“…There is a cancer wrapped around the spine of our nation. It is the cancer of white supremacy married to the cancer of patriarchy. These are the diseases that have festered and metastasized at the heart of our nation from its founding, that have demonized, dehumanized, demoralized and disenfranchised millions of people over hundreds of years. Its toxicity knows no bounds. If these illnesses are left unchecked, no one is safe. But there is hope. There is always hope. Because now we can finally see it. Now, millions have taken to the streets in protest. Now, people who never thought their voices mattered are showing up to canvas and vote and make their voices heard. Now, white folks in the suburbs are talking about voter suppression as the grave injustice it is. We now finally have the opportunity to treat the disease that plagues America.”
Rabbi Brous’ Statement at Tree of Life Vigil
“Our multifaith partners stand with us. And we stand with them.
Arm in arm, side by side, reclaiming—through our tears and our conviction—an America that treats every one of us with love, respect, and dignity.”
Rabbi Brous’ Statement After Terror in Pittsburgh
“Our grief and indignation have to fuel our moral imagination. We’re calling out the culture of hatred and America’s fanatical obsession with guns. We’ll harness our anger, fear and grief, and bring it all to the polls on Nov. 6.“
Rabbi Brous’ Remarks – Poor People’s Campaign, Washington DC
Poor People’s Campaign at the capitol in Washington DC -Bishop William Barber and Rabbi Sharon Brous and other moral leaders are preaching nonviolent direct action with multi-faith clergy and impacted communities.

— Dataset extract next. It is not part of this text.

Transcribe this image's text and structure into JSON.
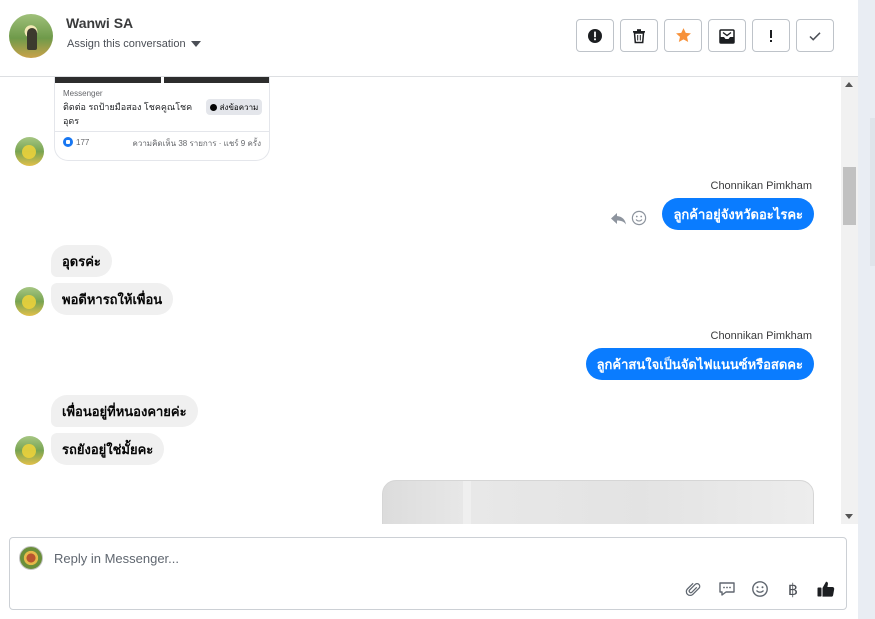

Read her remarks.
“Solidarity is not a choice to opt into or out of: our shared humanity links our destinies to one another. My liberation is contingent on yours; and yours, on mine.”